## Dataset
BEGIN

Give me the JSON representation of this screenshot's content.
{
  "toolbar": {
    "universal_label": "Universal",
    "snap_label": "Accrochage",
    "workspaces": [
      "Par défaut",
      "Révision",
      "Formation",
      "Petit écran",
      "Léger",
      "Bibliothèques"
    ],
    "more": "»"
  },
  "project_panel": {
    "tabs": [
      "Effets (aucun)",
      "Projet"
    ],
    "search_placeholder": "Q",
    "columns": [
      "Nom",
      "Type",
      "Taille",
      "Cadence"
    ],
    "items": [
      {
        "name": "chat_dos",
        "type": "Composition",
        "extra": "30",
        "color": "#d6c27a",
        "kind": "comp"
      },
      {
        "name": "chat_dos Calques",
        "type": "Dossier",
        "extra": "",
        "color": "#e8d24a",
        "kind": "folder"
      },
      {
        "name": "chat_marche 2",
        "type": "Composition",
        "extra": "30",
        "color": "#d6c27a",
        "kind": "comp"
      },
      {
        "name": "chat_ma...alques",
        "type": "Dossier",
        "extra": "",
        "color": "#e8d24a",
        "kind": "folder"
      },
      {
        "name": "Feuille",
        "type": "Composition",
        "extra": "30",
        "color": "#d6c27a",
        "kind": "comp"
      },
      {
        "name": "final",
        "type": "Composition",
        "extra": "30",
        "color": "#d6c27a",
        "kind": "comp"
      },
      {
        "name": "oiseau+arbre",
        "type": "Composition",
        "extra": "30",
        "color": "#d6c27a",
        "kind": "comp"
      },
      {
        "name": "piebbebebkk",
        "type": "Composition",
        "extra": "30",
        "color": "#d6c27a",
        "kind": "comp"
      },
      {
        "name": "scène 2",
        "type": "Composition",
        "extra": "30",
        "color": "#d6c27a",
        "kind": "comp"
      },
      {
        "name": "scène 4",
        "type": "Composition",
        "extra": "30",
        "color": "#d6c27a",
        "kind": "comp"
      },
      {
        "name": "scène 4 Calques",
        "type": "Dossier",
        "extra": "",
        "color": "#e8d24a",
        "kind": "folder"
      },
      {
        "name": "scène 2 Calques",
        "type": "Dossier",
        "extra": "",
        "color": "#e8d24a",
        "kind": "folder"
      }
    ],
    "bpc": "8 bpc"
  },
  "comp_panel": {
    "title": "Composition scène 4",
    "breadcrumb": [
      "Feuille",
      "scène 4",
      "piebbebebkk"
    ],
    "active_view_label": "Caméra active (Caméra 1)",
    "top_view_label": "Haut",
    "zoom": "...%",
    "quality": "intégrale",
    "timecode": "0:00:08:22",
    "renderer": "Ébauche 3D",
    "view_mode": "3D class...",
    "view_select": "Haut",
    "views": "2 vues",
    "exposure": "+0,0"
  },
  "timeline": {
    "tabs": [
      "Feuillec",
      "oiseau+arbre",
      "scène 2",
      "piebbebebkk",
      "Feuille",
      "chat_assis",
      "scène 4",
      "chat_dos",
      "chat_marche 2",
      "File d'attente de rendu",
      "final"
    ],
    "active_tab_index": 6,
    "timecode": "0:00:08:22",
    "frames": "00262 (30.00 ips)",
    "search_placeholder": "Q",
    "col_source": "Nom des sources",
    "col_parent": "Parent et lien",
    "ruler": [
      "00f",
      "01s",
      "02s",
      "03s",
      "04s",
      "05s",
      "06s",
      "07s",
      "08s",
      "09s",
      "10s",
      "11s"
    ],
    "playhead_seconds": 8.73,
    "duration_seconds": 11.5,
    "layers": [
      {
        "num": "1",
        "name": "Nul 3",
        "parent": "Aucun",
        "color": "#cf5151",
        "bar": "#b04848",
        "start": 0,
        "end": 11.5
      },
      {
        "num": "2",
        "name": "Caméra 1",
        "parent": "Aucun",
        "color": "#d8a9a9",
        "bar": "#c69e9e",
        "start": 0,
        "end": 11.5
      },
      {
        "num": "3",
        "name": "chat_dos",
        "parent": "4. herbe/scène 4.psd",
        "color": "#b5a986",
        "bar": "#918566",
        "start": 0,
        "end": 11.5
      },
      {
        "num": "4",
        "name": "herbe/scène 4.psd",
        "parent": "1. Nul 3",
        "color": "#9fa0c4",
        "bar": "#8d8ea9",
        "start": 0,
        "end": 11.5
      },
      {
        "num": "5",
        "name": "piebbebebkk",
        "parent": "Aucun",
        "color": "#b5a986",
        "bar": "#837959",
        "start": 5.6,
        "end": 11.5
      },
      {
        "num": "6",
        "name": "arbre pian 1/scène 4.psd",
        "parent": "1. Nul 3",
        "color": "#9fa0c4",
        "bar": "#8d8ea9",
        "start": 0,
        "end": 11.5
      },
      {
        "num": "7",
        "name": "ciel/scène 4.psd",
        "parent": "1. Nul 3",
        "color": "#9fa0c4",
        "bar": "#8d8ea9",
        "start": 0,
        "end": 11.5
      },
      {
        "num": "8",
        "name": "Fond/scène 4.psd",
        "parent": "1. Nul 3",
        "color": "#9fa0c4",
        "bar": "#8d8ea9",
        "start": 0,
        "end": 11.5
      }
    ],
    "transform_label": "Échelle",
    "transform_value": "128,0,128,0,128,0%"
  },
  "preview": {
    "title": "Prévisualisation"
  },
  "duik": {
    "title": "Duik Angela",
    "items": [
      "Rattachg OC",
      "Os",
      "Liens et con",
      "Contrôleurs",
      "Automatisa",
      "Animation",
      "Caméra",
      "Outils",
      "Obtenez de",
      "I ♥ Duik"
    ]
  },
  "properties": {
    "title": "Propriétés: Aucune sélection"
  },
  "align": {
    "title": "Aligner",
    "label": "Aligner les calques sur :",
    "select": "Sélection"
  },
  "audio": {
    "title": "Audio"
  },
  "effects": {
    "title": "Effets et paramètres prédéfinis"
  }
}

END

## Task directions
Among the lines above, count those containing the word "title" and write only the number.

## Written answer
7